GOAL OF THE EXERCISE: Copy each line of the following data that contains "JSON".
═════ DATA FOR THIS TASK
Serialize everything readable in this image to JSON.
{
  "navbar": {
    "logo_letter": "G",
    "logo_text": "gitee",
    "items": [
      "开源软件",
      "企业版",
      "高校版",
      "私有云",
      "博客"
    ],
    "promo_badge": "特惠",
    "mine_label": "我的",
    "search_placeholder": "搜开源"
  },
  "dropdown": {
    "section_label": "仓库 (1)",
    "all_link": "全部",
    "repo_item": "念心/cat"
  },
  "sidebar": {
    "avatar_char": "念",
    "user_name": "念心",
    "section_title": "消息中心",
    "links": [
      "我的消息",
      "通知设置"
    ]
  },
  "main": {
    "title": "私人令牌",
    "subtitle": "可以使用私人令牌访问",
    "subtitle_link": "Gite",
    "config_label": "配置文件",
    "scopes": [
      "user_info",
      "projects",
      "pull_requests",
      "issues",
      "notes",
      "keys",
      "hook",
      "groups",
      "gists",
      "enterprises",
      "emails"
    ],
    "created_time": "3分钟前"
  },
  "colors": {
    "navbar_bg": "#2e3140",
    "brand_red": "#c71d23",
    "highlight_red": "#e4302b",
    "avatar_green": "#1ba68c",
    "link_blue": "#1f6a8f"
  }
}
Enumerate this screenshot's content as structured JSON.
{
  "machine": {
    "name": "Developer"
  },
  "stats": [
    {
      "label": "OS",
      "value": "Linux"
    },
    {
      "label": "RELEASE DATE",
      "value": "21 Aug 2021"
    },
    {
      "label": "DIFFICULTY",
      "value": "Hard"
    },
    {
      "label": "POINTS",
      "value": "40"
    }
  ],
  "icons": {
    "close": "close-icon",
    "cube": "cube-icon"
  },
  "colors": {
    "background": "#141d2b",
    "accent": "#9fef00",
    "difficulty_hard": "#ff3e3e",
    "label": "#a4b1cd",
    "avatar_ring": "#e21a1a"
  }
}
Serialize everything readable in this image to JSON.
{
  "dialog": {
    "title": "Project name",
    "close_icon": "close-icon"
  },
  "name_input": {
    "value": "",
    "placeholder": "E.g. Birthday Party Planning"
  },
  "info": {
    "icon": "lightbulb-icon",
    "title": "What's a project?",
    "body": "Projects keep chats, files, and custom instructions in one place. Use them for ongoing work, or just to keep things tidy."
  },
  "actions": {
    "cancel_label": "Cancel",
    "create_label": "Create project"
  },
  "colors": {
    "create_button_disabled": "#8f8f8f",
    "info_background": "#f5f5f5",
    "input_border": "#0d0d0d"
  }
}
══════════
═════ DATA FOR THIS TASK
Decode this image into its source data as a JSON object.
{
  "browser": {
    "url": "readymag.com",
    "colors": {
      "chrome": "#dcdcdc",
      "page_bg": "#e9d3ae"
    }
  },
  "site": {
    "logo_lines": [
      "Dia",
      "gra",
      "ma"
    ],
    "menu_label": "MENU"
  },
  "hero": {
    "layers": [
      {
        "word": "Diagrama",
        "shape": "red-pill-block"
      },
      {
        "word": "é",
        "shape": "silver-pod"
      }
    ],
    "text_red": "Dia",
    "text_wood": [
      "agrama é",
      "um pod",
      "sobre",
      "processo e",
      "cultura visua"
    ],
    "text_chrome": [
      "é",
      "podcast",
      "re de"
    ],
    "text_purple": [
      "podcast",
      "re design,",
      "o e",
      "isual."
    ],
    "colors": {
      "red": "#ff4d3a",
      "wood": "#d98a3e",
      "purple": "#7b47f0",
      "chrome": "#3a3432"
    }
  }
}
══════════
REPLY TO THE EXERCISE:
Serialize everything readable in this image to JSON.
Enumerate this screenshot's content as structured JSON.
Serialize everything readable in this image to JSON.
Decode this image into its source data as a JSON object.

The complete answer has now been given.